Energy recovery is positioned as a complement to current efforts to divert waste from landfills. However, bringing the technology to the mainstream in the U.S. has been somewhat slow moving. But a new initiative hopes a purple bag might be the catalyst for change.
Co-sponsored by The City of Citrus Heights, Republic Services and Dow Chemical, the Energy Bag program hopes to prove that resource recovery of non-recycled plastics is a viable municipal process that can achieve many positive long-term environmental and economic results, including fewer tons of landfill trash, more local energy resources and less energy dependence.
The summer-long program will ask approximately 27,000 Citrus Heights households to separately collect plastic items not currently eligible for recycling in the city. These items include juice pouches, candy wrappers, dog food and cat food bags, frozen food wrappers, outer wraps for water bottle or soda packages and even plastic dinnerware, plates and cups.
The programs calls for pilot households to receive bright purple "Energy Bags" to be used used exclusively for collecting these plastics. After each bi-weekly recycling collection during the summer, these bags will be separated and sent to a sorting depot and then to the energy conversion facility, Agilyx Corp., a provider of waste plastic to oil conversion technology.
"We want people to change their behavior - we don't want the material to end up in the landfill," Erica Ocampo, sustainability manager for Dow packaging & specialty plastics, told PlasticsToday. "It also makes good economic sense as the community saves money from not sending it to the landfill."
Recent EPA statistics state that the U.S. creates over 250 million tons of trash each year, with more than half ending up in landfills. The Energy Bag program hopes to offer one very attractive diversionary option - turning the non-recycled plastics into a valuable energy resource.

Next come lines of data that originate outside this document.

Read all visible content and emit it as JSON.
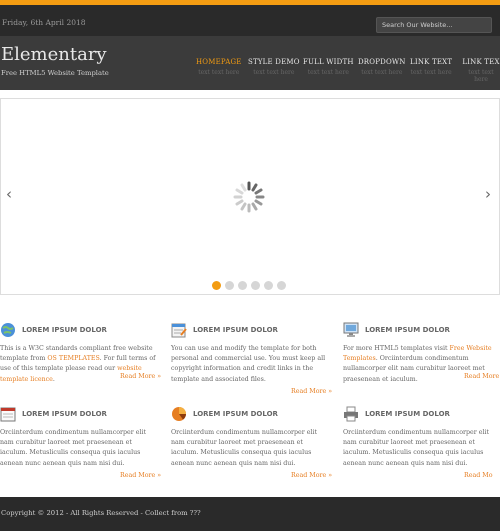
{
  "topbar": {
    "date": "Friday, 6th April 2018",
    "search_placeholder": "Search Our Website..."
  },
  "header": {
    "logo": "Elementary",
    "tagline": "Free HTML5 Website Template"
  },
  "nav": [
    {
      "label": "HOMEPAGE",
      "sub": "text text here"
    },
    {
      "label": "STYLE DEMO",
      "sub": "text text here"
    },
    {
      "label": "FULL WIDTH",
      "sub": "text text here"
    },
    {
      "label": "DROPDOWN",
      "sub": "text text here"
    },
    {
      "label": "LINK TEXT",
      "sub": "text text here"
    },
    {
      "label": "LINK TEX",
      "sub": "text text here"
    }
  ],
  "slider": {
    "prev": "‹",
    "next": "›",
    "dot_count": 6,
    "active_dot": 0
  },
  "blocks": [
    {
      "icon": "globe-icon",
      "title": "LOREM IPSUM DOLOR",
      "text_before": "This is a W3C standards compliant free website template from ",
      "link1": "OS TEMPLATES",
      "text_middle": ". For full terms of use of this template please read our ",
      "link2": "website template licence",
      "text_after": ".",
      "more": "Read More »"
    },
    {
      "icon": "edit-document-icon",
      "title": "LOREM IPSUM DOLOR",
      "text": "You can use and modify the template for both personal and commercial use. You must keep all copyright information and credit links in the template and associated files.",
      "more": "Read More »"
    },
    {
      "icon": "monitor-icon",
      "title": "LOREM IPSUM DOLOR",
      "text_before": "For more HTML5 templates visit ",
      "link1": "Free Website Templates",
      "text_after": ". Orciinterdum condimentum nullamcorper elit nam curabitur laoreet met praesenean et iaculum.",
      "more": "Read More"
    },
    {
      "icon": "calendar-icon",
      "title": "LOREM IPSUM DOLOR",
      "text": "Orciinterdum condimentum nullamcorper elit nam curabitur laoreet met praesenean et iaculum. Metusliculis consequa quis iaculus aenean nunc aenean quis nam nisi dui.",
      "more": "Read More »"
    },
    {
      "icon": "pie-chart-icon",
      "title": "LOREM IPSUM DOLOR",
      "text": "Orciinterdum condimentum nullamcorper elit nam curabitur laoreet met praesenean et iaculum. Metusliculis consequa quis iaculus aenean nunc aenean quis nam nisi dui.",
      "more": "Read More »"
    },
    {
      "icon": "printer-icon",
      "title": "LOREM IPSUM DOLOR",
      "text": "Orciinterdum condimentum nullamcorper elit nam curabitur laoreet met praesenean et iaculum. Metusliculis consequa quis iaculus aenean nunc aenean quis nam nisi dui.",
      "more": "Read Mo"
    }
  ],
  "footer": {
    "copyright": "Copyright © 2012 - All Rights Reserved - Collect from ???"
  },
  "colors": {
    "accent": "#f39c12",
    "dark": "#2a2a2a",
    "header": "#3b3b3b"
  }
}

"We believe the story is one of collaboration, this doesn't happen by itself," Ocampo said.